Indiscreet
Indiscreet-1931.jpg
Film poster
Directed by Leo McCarey
Produced by Lew Brown
Buddy G. DeSylva
Ray Henderson
Written by Buddy G. DeSylva(story & scenario)
Lew Brown(story & scenario)
Ray Henderson(story & scenario)
Leo McCarey(uncred. ?)
Starring Gloria Swanson
Ben Lyon
Music by Alfred Newman
Cinematography Ray June
Gregg Toland
Edited by Hal C. Kern
Distributed by United Artists
Release date(s)
  • May 16, 1931 (1931-05-16)
Country United States
Language English

Indiscreet (1931) is an American comedy film directed by Leo McCarey and starring Gloria Swanson and Ben Lyon. The screenplay by Buddy G. DeSylva, Lew Brown, and Ray Henderson, based on their story Obey That Impulse, originally was written as a full-fledged musical, but only two songs - "If You Haven't Got Love" and "Come to Me" - remained when the film was released.[1]

The plot of the United Artists release centers on fashion designer Geraldine Trent (Swanson), who takes up with novelist Tony Blake (Lyon) after leaving her former beau Jim Woodward because of his many indiscretions with other women. Tony has indicated he has no interest in dating a woman with a past, so Geraldine remains mum about her affair with Jim, until her younger sister Joan arrives and announces she's engaged—to Jim. Madcap complications ensue as Geraldine tries to keep her secret from Tony while convincing her sister to rid herself of her womanizing fiancé in favor of simple country boy Buster Collins.

The film is available on DVD.

Cast (in credits order)[edit]

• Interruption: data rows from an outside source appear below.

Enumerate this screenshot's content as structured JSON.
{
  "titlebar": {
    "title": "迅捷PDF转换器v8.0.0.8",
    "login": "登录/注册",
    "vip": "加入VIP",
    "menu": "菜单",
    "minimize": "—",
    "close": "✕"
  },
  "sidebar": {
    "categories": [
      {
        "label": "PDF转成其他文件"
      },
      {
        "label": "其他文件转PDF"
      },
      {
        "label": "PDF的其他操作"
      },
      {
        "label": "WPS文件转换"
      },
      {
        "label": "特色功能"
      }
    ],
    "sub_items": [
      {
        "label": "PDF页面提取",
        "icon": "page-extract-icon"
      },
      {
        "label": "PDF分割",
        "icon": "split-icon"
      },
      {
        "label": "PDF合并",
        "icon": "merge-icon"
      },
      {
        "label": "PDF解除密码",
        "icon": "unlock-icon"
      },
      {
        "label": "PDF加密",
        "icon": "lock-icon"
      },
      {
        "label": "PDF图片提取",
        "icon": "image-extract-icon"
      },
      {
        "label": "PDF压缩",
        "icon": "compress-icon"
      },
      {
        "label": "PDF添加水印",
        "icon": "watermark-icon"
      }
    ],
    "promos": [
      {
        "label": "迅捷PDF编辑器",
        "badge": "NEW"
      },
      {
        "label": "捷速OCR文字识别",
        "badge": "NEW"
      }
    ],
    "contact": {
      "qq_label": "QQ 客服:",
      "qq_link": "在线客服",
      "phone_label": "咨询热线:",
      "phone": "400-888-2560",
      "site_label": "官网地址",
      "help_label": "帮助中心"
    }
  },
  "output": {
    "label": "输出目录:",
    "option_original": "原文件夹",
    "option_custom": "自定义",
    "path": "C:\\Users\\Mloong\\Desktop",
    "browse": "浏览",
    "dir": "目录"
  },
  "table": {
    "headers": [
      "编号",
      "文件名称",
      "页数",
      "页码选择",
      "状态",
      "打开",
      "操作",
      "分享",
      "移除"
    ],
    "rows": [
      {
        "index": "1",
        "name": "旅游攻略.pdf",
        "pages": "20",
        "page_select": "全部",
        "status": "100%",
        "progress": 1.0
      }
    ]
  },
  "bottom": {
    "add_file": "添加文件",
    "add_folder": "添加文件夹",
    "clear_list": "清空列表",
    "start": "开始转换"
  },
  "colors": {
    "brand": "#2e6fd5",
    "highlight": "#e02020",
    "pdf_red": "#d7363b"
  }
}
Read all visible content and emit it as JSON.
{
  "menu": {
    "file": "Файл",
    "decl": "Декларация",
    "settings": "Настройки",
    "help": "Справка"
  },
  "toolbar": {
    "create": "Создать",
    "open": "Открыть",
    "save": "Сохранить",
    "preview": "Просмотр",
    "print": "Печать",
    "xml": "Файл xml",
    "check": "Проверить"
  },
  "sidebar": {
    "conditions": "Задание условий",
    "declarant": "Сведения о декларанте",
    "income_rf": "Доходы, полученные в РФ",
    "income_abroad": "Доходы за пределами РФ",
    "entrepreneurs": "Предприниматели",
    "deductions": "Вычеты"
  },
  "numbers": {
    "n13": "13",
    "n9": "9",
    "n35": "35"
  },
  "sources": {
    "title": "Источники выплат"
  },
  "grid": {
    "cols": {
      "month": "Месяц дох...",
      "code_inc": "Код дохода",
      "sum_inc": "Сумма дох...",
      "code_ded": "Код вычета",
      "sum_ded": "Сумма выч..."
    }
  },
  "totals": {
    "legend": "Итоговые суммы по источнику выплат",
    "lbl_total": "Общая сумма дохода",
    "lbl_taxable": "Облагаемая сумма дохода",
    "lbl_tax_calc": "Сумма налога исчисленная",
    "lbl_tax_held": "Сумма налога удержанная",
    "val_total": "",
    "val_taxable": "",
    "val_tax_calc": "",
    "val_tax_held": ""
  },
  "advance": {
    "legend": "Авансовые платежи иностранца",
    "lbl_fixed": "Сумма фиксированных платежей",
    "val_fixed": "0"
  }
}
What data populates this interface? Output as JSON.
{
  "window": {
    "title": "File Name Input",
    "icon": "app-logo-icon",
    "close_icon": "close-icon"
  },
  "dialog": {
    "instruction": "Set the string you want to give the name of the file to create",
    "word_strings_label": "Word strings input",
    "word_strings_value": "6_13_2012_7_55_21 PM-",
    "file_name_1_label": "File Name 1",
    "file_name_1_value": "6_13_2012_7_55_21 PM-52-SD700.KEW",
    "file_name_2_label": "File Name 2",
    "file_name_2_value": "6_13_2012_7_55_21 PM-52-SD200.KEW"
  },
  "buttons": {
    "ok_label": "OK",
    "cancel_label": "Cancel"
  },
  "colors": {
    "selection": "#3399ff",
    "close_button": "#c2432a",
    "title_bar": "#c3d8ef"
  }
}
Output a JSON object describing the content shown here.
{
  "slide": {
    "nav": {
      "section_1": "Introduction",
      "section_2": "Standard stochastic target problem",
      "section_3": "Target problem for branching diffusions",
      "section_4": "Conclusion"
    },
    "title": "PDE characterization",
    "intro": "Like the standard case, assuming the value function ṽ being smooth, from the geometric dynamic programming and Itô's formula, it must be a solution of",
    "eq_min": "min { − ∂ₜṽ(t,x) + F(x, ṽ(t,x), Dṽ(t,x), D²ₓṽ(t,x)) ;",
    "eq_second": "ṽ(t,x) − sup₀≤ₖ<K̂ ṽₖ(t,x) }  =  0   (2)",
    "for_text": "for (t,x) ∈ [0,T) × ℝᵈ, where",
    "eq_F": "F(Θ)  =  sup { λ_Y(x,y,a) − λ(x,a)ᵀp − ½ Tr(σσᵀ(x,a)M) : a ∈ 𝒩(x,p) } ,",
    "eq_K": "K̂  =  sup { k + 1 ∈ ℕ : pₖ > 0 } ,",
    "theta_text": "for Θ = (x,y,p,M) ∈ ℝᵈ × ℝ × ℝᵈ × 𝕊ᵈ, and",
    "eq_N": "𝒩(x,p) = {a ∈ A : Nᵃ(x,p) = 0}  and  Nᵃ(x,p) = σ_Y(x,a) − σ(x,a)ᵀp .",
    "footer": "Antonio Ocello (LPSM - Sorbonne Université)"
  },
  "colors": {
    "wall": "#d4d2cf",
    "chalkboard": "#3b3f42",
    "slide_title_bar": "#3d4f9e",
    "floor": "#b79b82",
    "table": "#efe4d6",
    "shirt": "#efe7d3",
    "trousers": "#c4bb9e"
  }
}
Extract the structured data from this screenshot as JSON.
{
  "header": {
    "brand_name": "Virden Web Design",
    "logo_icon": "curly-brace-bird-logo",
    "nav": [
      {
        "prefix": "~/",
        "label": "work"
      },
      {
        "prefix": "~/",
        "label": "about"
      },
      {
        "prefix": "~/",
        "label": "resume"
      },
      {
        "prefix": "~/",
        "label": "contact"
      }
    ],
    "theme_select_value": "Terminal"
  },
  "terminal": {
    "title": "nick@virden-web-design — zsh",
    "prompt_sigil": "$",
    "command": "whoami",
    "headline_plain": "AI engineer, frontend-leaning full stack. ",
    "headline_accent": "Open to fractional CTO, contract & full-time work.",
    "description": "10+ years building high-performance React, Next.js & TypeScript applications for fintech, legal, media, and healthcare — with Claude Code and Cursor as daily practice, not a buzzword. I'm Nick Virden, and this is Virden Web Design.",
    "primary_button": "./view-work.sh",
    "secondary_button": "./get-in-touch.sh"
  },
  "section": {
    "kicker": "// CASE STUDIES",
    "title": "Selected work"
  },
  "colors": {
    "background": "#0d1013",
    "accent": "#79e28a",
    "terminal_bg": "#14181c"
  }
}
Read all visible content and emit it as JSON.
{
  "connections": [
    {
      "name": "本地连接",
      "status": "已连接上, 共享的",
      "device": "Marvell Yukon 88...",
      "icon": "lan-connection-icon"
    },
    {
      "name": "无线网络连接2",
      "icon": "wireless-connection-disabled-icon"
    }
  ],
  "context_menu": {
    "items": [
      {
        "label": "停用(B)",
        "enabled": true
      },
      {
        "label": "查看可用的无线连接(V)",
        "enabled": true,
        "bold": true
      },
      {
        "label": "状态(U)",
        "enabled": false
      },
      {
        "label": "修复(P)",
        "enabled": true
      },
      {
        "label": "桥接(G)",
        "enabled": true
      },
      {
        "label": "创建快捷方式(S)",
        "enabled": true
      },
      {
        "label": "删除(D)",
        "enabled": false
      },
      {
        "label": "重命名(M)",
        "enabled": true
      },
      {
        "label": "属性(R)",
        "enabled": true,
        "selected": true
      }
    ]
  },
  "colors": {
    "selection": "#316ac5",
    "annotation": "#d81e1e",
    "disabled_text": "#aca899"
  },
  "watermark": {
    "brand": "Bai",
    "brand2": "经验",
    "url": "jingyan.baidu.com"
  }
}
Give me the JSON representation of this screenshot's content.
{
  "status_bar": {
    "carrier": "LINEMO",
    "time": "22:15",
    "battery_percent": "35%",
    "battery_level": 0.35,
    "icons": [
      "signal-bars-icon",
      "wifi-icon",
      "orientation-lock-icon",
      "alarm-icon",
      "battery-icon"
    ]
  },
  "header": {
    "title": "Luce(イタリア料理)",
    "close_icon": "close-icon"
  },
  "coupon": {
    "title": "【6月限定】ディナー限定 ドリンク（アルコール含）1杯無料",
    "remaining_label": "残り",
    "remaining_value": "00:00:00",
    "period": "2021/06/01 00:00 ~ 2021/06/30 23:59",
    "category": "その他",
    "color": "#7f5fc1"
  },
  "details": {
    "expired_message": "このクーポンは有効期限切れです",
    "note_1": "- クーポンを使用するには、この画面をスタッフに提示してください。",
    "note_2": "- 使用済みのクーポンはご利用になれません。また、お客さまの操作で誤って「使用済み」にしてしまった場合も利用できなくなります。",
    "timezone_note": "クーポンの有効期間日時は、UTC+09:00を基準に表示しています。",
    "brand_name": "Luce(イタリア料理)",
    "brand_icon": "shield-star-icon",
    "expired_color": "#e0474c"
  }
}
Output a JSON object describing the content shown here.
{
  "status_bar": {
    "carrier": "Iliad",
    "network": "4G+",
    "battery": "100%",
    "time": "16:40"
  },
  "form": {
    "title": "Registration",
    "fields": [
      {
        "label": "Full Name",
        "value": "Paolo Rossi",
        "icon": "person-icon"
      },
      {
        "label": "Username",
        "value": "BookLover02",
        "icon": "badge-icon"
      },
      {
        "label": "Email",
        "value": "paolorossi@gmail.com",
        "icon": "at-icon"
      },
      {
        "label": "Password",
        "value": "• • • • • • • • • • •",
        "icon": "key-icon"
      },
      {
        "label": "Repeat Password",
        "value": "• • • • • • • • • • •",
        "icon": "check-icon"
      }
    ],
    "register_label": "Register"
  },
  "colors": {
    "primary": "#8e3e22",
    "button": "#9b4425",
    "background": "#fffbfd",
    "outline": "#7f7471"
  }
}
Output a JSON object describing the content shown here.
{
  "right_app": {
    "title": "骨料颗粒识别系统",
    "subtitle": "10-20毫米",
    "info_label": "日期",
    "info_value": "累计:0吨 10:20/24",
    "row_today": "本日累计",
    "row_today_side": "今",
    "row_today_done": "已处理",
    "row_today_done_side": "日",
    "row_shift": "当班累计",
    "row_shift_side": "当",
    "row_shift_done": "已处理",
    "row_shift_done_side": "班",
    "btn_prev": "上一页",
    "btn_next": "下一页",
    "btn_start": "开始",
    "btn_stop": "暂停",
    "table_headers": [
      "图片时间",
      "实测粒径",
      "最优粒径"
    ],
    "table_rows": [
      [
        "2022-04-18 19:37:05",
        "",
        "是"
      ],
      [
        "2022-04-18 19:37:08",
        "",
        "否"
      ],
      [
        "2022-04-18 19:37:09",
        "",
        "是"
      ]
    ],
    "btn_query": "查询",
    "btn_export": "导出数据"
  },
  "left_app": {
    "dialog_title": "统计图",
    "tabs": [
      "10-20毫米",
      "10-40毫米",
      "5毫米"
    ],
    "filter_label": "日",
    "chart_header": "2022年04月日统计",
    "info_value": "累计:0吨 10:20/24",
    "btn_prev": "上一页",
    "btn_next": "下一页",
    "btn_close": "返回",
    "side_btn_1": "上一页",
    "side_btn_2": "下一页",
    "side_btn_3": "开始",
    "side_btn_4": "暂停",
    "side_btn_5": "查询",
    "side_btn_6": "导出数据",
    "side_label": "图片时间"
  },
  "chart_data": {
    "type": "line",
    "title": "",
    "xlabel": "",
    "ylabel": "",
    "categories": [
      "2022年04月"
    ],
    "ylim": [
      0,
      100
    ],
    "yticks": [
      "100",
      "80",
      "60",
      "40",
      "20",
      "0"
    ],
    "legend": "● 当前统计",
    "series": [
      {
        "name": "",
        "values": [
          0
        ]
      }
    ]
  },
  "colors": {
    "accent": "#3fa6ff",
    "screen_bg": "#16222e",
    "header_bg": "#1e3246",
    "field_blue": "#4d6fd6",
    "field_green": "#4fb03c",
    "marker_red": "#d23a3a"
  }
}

Principal production credits[edit]

Critical reception[edit]

Ben Lyon and Gloria Swanson in a scene from Indiscreet

In his review in the New York Times, Mordaunt Hall observed, "It may have its off moments so far as the few serious incidents are concerned, but when it stoops to farce, there is no denying its jollity . . . on the whole, it is a well-worked out entertainment, wherein gusts of merriment cause one to overlook its occasional flaws . . . Now and again the film sobers up, but the director and the authors have solved a way of inoculating it with further mirth, and even at the end there is a streak of fun that is almost Chaplinesque."[2]

References[edit]

External links[edit]